Both Jew and gentile are justified by faith (Galatians 2:16) not by the works of the Law. By its very nature the Law keeps us from that which we seek. All have sinned (Romans 3:23), and when we sin we create a division between us and God. Our sins hide his face from us (Isaiah 59:2). The Law, in which so many of us trust, divides sinners from God, Jews from gentiles, and the living from the dead (cp. Romans 5:12). The Law demands our lives, because the wages of sin is death—our lives are what we owe the Law, and death is what we earn by sinning (Romans 6:23a). Eternal life is God’s gift to us, which we receive not through obedience to the Law but through Jesus (Romans 6:23b). Paul’s argument is that death, not life, comes through the Law. Therefore, believers should not permit the Law to separate brethren. Having, knowing and practicing the Jewish Law does not make a Jew any better than a gentile who is obeying the law of his own land (Romans 2:14-15). It makes no sense, therefore, for Jewish and gentile believers to eat and worship in separate areas. To do so is hypocritical.
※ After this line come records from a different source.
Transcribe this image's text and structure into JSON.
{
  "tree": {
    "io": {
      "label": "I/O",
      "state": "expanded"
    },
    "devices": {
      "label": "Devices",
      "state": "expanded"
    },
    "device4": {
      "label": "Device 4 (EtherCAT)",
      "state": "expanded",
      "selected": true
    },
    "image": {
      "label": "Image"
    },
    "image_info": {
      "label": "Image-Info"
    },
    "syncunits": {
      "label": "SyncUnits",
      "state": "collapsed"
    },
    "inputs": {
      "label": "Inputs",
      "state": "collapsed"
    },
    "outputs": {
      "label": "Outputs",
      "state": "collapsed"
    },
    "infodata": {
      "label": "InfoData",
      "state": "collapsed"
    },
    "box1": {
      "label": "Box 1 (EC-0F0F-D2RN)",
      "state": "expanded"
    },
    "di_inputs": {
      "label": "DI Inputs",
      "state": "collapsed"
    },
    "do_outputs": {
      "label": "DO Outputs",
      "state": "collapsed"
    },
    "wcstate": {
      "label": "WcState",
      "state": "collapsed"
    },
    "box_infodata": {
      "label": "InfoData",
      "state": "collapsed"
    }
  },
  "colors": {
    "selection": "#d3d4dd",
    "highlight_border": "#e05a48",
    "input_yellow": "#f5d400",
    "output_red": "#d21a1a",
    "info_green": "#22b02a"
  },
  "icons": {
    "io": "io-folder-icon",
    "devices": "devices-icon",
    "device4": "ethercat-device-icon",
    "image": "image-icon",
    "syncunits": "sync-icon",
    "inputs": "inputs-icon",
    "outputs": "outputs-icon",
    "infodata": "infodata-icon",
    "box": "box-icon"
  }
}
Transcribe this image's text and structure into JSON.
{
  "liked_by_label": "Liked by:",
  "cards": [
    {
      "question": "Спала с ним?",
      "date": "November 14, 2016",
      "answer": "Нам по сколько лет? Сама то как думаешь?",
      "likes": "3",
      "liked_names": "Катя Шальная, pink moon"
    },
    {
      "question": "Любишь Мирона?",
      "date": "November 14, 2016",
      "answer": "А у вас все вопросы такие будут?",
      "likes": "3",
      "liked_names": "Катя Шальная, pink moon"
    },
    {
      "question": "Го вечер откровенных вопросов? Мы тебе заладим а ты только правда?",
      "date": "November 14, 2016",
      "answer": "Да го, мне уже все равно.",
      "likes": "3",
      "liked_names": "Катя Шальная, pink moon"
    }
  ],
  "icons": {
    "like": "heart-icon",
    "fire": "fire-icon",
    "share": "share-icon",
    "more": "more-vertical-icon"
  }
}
Peter’s theology was in complete agreement with that of Paul (Acts 15:7-11). He may have been drawn away by the men from James, because he was intimidated with their presence, but, when he was brought to his senses through Paul’s rebuke, he publicly admitted that neither the fathers who were before them nor those of the of the 1st century AD were able to keep the Law. Therefore, **all** are sinners—whether Jew or gentile—and the Law cannot change that, because, although it is able to show us what sin is, it is powerless to make anyone righteous. Therefore, Paul’s point is made that brethren should not separate themselves over one’s personal religious traditions.
 On December 5, 2012 I wrote a blog entitled The ‘Men from James’ where I argue that these men were probably wealthy, powerful Jews from Jerusalem. They were probably false brethren of the caliber of Ananias and Sapphira (Acts 5:1-10), who came into the believing community in order to bring believers under their power and waited for an opportune time to make their move (cp. Acts 5:13).